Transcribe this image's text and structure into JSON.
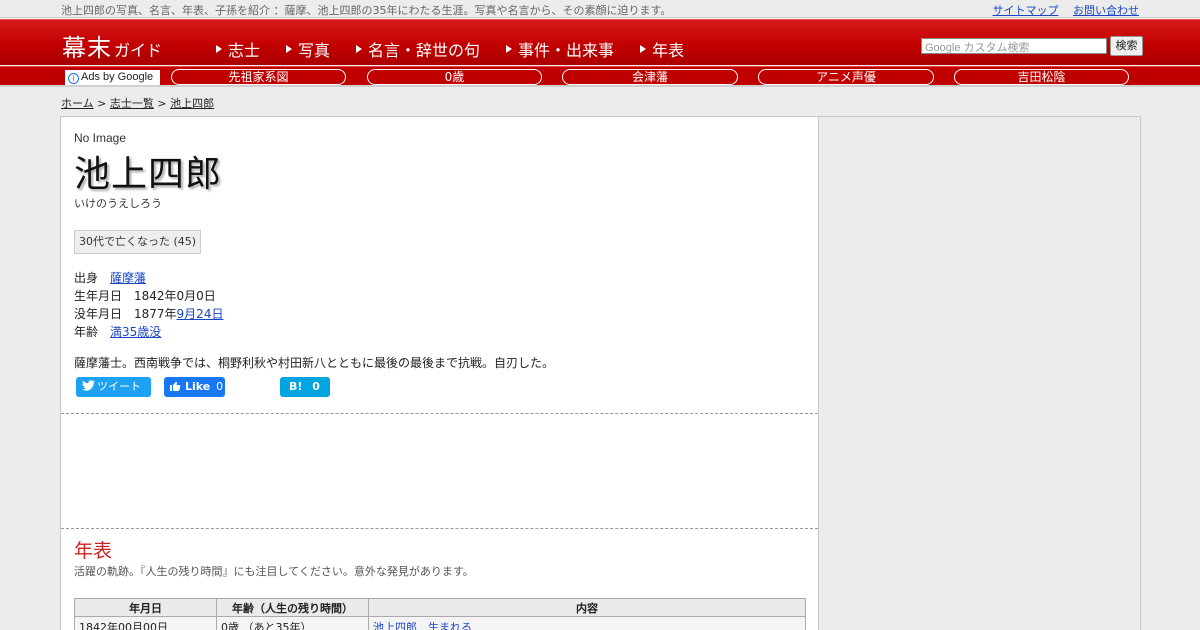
{
  "top": {
    "tagline": "池上四郎の写真、名言、年表、子孫を紹介 ：薩摩、池上四郎の35年にわたる生涯。写真や名言から、その素顔に迫ります。",
    "links": [
      "サイトマップ",
      "お問い合わせ"
    ]
  },
  "header": {
    "logo_main": "幕末",
    "logo_sub": "ガイド",
    "nav": [
      "志士",
      "写真",
      "名言・辞世の句",
      "事件・出来事",
      "年表"
    ],
    "search_placeholder": "Google カスタム検索",
    "search_button": "検索"
  },
  "adbar": {
    "ads_label": "Ads by Google",
    "links": [
      "先祖家系図",
      "0歳",
      "会津藩",
      "アニメ声優",
      "吉田松陰"
    ]
  },
  "breadcrumb": [
    "ホーム",
    "志士一覧",
    "池上四郎"
  ],
  "profile": {
    "no_image": "No Image",
    "name": "池上四郎",
    "kana": "いけのうえしろう",
    "tag": "30代で亡くなった (45)",
    "origin_label": "出身",
    "origin_value": "薩摩藩",
    "birth_label": "生年月日",
    "birth_value": "1842年0月0日",
    "death_label": "没年月日",
    "death_year": "1877年",
    "death_date": "9月24日",
    "age_label": "年齢",
    "age_value": "満35歳没",
    "description": "薩摩藩士。西南戦争では、桐野利秋や村田新八とともに最後の最後まで抗戦。自刃した。"
  },
  "social": {
    "tweet": "ツイート",
    "fb_like": "Like",
    "fb_count": "0",
    "hatena": "B!",
    "hatena_count": "0"
  },
  "timeline": {
    "title": "年表",
    "subtitle": "活躍の軌跡。『人生の残り時間』にも注目してください。意外な発見があります。",
    "headers": [
      "年月日",
      "年齢（人生の残り時間）",
      "内容"
    ],
    "rows": [
      {
        "date": "1842年00月00日",
        "age": "0歳 （あと35年）",
        "content": "池上四郎　生まれる"
      }
    ]
  }
}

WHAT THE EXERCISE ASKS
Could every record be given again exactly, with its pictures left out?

OUTPUT
Transcribe this image's text and structure into JSON.
{
  "top": {
    "tagline": "池上四郎の写真、名言、年表、子孫を紹介 ：薩摩、池上四郎の35年にわたる生涯。写真や名言から、その素顔に迫ります。",
    "links": [
      "サイトマップ",
      "お問い合わせ"
    ]
  },
  "header": {
    "logo_main": "幕末",
    "logo_sub": "ガイド",
    "nav": [
      "志士",
      "写真",
      "名言・辞世の句",
      "事件・出来事",
      "年表"
    ],
    "search_placeholder": "Google カスタム検索",
    "search_button": "検索"
  },
  "adbar": {
    "ads_label": "Ads by Google",
    "links": [
      "先祖家系図",
      "0歳",
      "会津藩",
      "アニメ声優",
      "吉田松陰"
    ]
  },
  "breadcrumb": [
    "ホーム",
    "志士一覧",
    "池上四郎"
  ],
  "profile": {
    "no_image": "No Image",
    "name": "池上四郎",
    "kana": "いけのうえしろう",
    "tag": "30代で亡くなった (45)",
    "origin_label": "出身",
    "origin_value": "薩摩藩",
    "birth_label": "生年月日",
    "birth_value": "1842年0月0日",
    "death_label": "没年月日",
    "death_year": "1877年",
    "death_date": "9月24日",
    "age_label": "年齢",
    "age_value": "満35歳没",
    "description": "薩摩藩士。西南戦争では、桐野利秋や村田新八とともに最後の最後まで抗戦。自刃した。"
  },
  "social": {
    "tweet": "ツイート",
    "fb_like": "Like",
    "fb_count": "0",
    "hatena": "B!",
    "hatena_count": "0"
  },
  "timeline": {
    "title": "年表",
    "subtitle": "活躍の軌跡。『人生の残り時間』にも注目してください。意外な発見があります。",
    "headers": [
      "年月日",
      "年齢（人生の残り時間）",
      "内容"
    ],
    "rows": [
      {
        "date": "1842年00月00日",
        "age": "0歳 （あと35年）",
        "content": "池上四郎　生まれる"
      }
    ]
  }
}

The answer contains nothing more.